• [EXERCISE DIRECTIONS]
Find the word "нажимая" in the data, then copy each line where it is found.

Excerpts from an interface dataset
Content starts

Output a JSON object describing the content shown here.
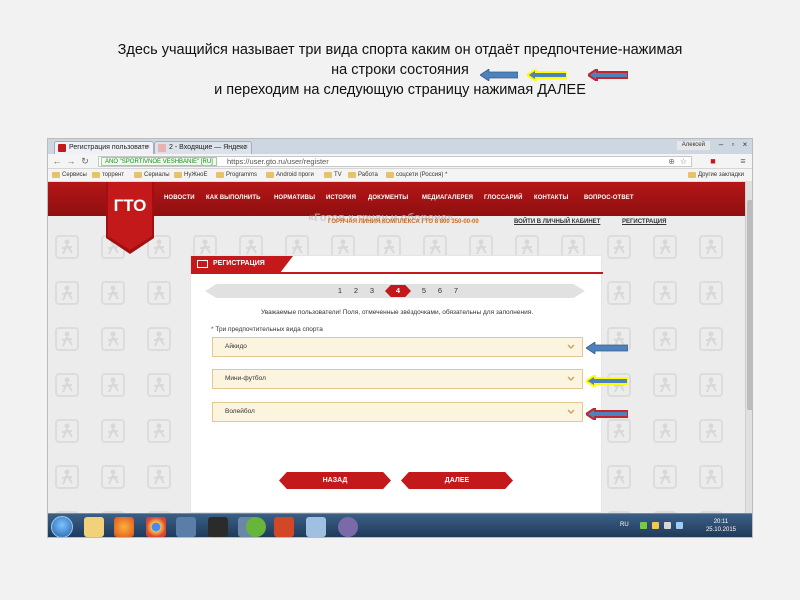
{
  "caption": {
    "line1": "Здесь учащийся называет три вида спорта каким он отдаёт предпочтение-нажимая",
    "line2": "на строки состояния",
    "line3": "и переходим на следующую  страницу нажимая ДАЛЕЕ"
  },
  "browser": {
    "tabs": [
      {
        "label": "Регистрация пользовате"
      },
      {
        "label": "2 - Входящие — Яндекс"
      }
    ],
    "user": "Алексей",
    "secure_label": "ANO \"SPORTIVNOE VESHBANIE\" [RU]",
    "url": "https://user.gto.ru/user/register",
    "bookmarks": [
      "Сервисы",
      "торрент",
      "Сериалы",
      "НуЖноЕ",
      "Programms",
      "Android проги",
      "TV",
      "Работа",
      "соцсети (Россия) *",
      "Другие закладки"
    ]
  },
  "site": {
    "logo": "ГТО",
    "menu": [
      "НОВОСТИ",
      "КАК ВЫПОЛНИТЬ",
      "НОРМАТИВЫ",
      "ИСТОРИЯ",
      "ДОКУМЕНТЫ",
      "МЕДИАГАЛЕРЕЯ",
      "ГЛОССАРИЙ",
      "КОНТАКТЫ",
      "ВОПРОС-ОТВЕТ"
    ],
    "slogan": "«Готов к труду и обороне»",
    "hotline": "ГОРЯЧАЯ ЛИНИЯ КОМПЛЕКСА ГТО 8 800 350-00-00",
    "login": "ВОЙТИ В ЛИЧНЫЙ КАБИНЕТ",
    "register": "РЕГИСТРАЦИЯ"
  },
  "form": {
    "title": "РЕГИСТРАЦИЯ",
    "steps": [
      "1",
      "2",
      "3",
      "4",
      "5",
      "6",
      "7"
    ],
    "current_step": "4",
    "notice": "Уважаемые пользователи! Поля, отмеченные звёздочками, обязательны для заполнения.",
    "required_mark": "*",
    "field_label": "Три предпочтительных вида спорта",
    "sports": [
      "Айкидо",
      "Мини-футбол",
      "Волейбол"
    ],
    "back_label": "НАЗАД",
    "next_label": "ДАЛЕЕ"
  },
  "taskbar": {
    "lang": "RU",
    "time": "20:11",
    "date": "25.10.2015"
  },
  "colors": {
    "brand_red": "#c3191a",
    "arrow_blue": "#4f81bd",
    "arrow_yellow": "#ffff00",
    "arrow_red": "#c0272d"
  }
}
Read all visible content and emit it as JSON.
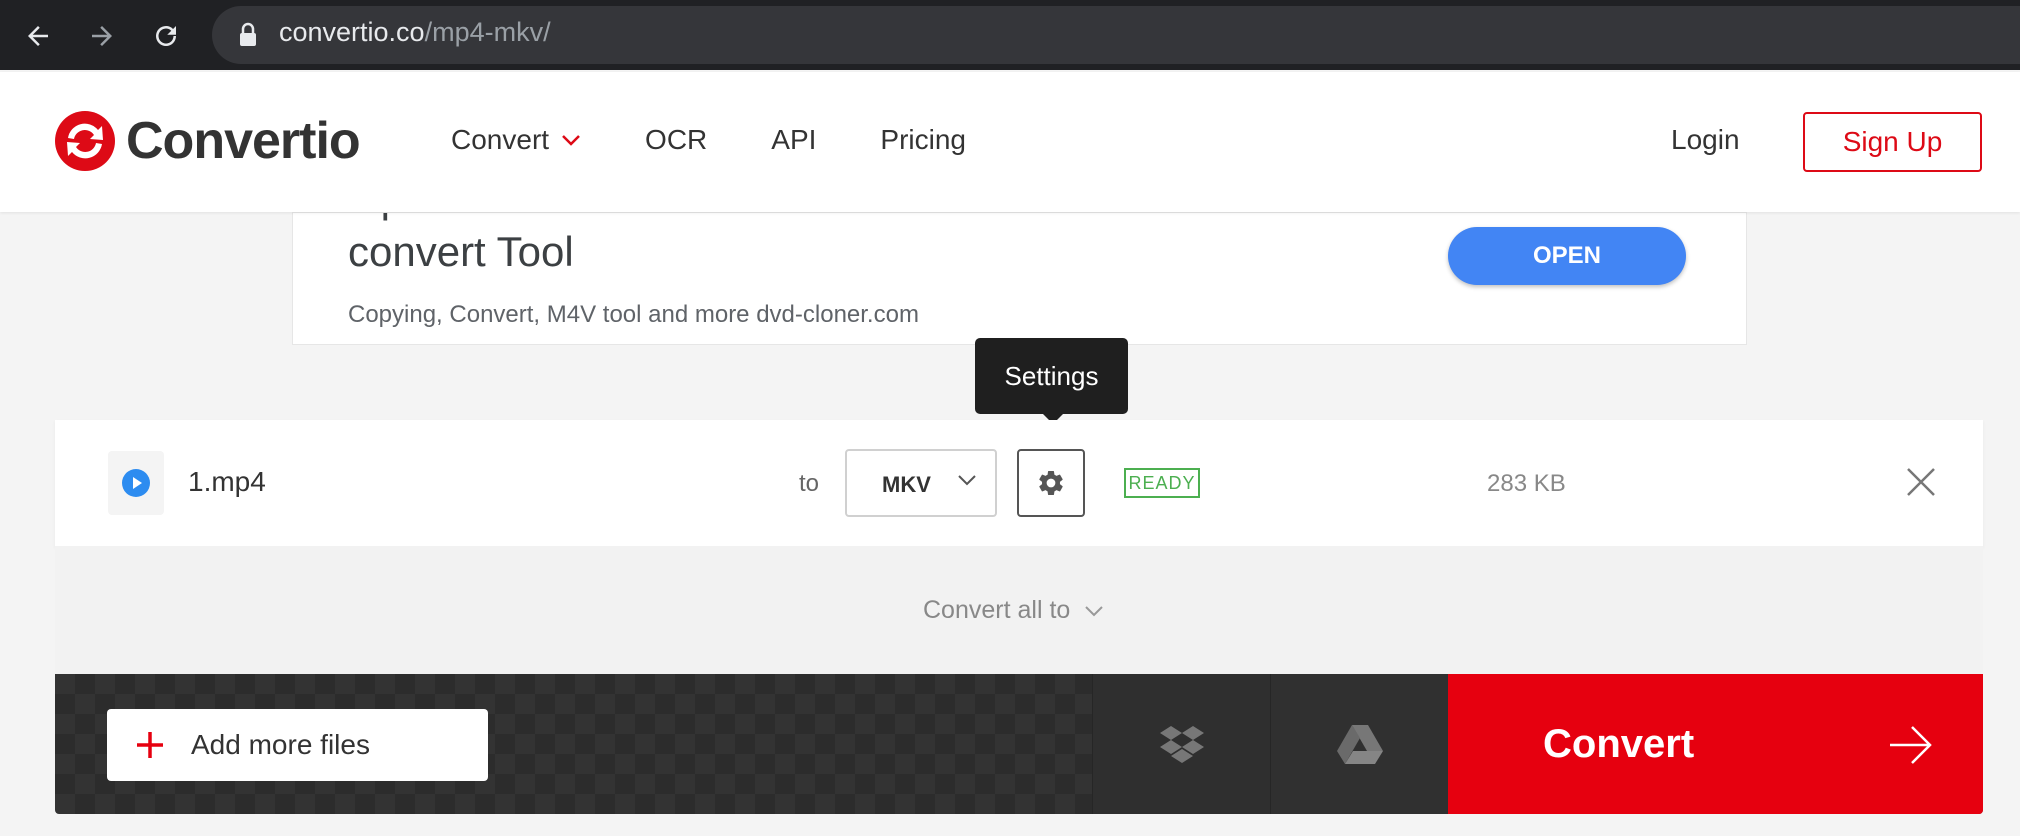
{
  "browser": {
    "url_domain": "convertio.co",
    "url_path": "/mp4-mkv/",
    "icons": [
      "back-arrow-icon",
      "forward-arrow-icon",
      "reload-icon",
      "lock-icon"
    ]
  },
  "header": {
    "logo_text": "Convertio",
    "nav": [
      {
        "label": "Convert",
        "has_dropdown": true
      },
      {
        "label": "OCR"
      },
      {
        "label": "API"
      },
      {
        "label": "Pricing"
      }
    ],
    "login_label": "Login",
    "signup_label": "Sign Up",
    "brand_color": "#dd0a16"
  },
  "ad": {
    "title": "OpenCloner Newest Video Tool - All in One Video convert Tool",
    "subtitle": "Copying, Convert, M4V tool and more dvd-cloner.com",
    "button_label": "OPEN",
    "button_color": "#4285f4"
  },
  "tooltip": {
    "text": "Settings"
  },
  "file": {
    "name": "1.mp4",
    "to_label": "to",
    "target_format": "MKV",
    "status": "READY",
    "size": "283 KB",
    "icons": [
      "play-icon",
      "gear-icon",
      "close-icon"
    ]
  },
  "convert_all": {
    "label": "Convert all to"
  },
  "actions": {
    "add_files_label": "Add more files",
    "convert_label": "Convert",
    "convert_color": "#e6000f",
    "icons": [
      "plus-icon",
      "dropbox-icon",
      "google-drive-icon",
      "arrow-right-icon"
    ]
  }
}
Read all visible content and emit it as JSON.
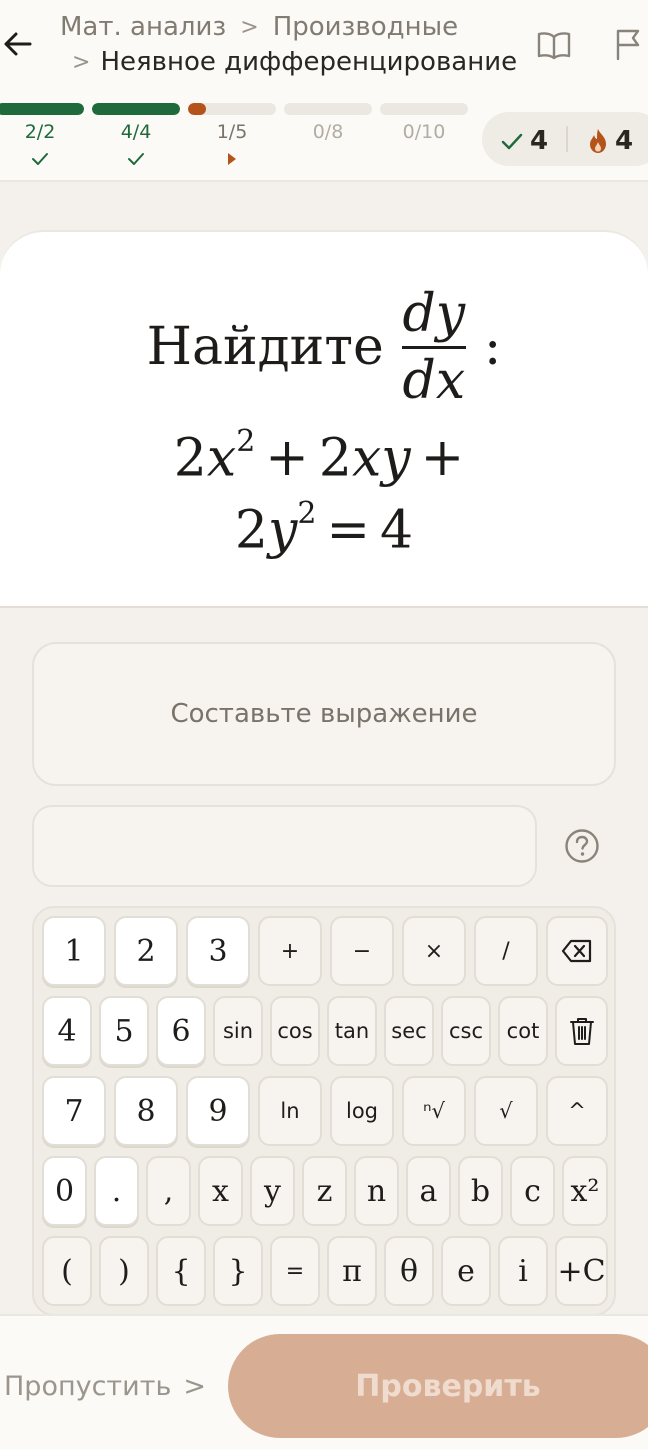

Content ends

• [YOUR RESPONSE]
    "line1": "Здесь учащийся называет три вида спорта каким он отдаёт предпочтение-нажимая",
    "line3": "и переходим на следующую  страницу нажимая ДАЛЕЕ"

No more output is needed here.